Excerpts from an interface dataset

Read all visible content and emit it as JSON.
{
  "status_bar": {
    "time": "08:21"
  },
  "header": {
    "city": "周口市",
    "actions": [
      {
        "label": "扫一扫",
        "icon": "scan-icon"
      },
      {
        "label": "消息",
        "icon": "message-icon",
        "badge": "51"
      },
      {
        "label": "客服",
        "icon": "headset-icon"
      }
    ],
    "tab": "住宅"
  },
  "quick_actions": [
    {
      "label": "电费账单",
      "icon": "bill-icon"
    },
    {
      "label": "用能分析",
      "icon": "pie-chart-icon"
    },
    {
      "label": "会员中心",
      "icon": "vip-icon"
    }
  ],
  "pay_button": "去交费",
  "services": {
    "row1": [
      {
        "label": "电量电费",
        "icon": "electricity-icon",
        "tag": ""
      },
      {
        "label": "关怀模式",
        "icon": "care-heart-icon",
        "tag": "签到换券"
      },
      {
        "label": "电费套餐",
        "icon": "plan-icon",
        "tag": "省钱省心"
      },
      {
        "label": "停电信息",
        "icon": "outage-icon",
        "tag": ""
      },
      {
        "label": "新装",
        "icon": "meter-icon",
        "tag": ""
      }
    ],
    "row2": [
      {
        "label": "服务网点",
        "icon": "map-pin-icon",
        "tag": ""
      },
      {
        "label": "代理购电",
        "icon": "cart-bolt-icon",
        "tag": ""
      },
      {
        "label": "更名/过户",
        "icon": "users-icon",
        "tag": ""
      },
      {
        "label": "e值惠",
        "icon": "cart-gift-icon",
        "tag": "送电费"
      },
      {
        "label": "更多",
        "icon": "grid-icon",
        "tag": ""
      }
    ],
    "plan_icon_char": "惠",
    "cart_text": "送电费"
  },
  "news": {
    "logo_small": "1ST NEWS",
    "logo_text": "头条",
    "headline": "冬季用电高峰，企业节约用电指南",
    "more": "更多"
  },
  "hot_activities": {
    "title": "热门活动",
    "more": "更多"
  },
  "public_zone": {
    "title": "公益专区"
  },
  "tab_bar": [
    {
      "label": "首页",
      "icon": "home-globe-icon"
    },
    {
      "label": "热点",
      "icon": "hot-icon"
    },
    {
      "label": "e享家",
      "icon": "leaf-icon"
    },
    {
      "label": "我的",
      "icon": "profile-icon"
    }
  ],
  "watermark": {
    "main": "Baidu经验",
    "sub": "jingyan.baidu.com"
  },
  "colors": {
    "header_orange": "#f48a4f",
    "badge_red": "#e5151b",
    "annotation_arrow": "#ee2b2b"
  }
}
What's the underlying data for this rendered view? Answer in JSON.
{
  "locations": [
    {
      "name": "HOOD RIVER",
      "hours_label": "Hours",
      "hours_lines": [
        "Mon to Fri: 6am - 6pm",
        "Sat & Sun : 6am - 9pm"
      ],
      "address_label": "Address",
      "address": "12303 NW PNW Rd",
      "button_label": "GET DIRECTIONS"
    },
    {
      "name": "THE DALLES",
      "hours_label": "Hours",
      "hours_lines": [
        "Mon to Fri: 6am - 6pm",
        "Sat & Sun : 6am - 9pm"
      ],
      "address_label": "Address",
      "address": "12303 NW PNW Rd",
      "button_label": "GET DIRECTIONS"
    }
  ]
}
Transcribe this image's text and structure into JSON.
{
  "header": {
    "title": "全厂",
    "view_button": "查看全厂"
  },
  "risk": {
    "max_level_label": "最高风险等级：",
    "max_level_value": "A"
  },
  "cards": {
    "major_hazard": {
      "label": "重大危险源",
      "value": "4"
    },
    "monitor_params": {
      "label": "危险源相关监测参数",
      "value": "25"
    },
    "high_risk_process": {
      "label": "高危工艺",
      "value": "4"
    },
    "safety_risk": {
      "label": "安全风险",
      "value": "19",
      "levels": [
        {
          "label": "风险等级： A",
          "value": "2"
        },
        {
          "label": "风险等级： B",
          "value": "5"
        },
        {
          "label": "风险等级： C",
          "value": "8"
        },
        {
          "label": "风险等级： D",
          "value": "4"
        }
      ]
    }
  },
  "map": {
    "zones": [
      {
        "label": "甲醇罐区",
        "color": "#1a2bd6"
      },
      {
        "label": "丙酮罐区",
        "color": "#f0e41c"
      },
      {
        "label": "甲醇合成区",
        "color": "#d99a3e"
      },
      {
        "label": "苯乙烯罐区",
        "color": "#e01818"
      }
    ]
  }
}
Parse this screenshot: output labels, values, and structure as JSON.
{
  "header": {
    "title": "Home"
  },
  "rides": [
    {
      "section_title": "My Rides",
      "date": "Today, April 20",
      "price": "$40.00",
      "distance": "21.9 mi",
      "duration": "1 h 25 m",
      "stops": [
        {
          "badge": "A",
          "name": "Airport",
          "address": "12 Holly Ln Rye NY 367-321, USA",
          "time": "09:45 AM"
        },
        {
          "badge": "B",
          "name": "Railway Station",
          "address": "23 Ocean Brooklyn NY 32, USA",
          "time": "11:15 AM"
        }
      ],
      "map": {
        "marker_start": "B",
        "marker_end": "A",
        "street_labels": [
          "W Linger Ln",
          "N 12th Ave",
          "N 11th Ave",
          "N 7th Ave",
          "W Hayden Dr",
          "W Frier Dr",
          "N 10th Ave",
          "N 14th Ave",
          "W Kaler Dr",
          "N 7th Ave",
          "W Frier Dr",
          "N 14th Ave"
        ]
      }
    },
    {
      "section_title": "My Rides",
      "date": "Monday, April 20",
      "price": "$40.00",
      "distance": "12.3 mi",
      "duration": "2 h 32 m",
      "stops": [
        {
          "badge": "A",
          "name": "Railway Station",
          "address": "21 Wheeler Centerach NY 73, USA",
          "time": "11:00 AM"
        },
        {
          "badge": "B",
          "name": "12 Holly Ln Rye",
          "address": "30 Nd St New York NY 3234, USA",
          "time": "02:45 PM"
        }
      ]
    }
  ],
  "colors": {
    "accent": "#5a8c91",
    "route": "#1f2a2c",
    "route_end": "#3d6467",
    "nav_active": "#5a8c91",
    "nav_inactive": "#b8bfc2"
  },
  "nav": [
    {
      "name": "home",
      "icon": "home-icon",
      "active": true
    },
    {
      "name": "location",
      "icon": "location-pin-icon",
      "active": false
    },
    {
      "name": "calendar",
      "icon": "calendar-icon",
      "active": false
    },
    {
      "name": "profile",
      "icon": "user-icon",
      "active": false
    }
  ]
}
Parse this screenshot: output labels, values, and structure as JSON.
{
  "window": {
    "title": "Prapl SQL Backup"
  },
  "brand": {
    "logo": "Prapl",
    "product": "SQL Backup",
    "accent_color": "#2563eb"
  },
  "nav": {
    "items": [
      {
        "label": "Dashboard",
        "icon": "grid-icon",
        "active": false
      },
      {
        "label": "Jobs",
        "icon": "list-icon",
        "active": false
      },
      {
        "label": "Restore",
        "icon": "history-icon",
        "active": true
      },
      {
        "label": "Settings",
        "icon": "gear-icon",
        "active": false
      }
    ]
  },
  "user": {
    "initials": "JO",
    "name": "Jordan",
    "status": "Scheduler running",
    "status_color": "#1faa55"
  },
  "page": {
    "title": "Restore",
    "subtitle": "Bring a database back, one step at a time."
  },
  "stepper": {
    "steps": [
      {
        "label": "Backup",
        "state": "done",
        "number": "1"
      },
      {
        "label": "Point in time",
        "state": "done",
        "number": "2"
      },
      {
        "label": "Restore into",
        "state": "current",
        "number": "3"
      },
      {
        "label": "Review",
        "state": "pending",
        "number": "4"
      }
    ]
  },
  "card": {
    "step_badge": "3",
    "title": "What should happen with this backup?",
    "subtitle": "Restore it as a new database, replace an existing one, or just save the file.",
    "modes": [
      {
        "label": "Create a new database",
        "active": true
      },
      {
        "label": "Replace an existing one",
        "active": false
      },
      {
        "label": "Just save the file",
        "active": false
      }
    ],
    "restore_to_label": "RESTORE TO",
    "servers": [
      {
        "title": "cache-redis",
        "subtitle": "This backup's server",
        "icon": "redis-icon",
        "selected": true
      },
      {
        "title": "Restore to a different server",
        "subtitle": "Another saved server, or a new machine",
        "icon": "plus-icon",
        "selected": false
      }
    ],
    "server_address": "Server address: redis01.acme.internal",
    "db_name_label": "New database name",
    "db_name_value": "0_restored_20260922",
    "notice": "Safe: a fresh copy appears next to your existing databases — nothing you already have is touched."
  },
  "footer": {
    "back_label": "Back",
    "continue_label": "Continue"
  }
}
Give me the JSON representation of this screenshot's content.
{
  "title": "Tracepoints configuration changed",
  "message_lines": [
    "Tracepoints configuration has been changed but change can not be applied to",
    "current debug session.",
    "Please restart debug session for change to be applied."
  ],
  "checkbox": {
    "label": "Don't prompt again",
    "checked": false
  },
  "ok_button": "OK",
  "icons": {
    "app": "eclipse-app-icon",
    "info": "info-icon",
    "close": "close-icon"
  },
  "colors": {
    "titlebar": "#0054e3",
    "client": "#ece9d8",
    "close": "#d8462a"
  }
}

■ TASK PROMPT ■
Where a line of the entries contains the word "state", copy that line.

■ SOLUTION FOR THIS EXERCISE ■
        "state": "done",
        "state": "done",
        "state": "current",
        "state": "pending",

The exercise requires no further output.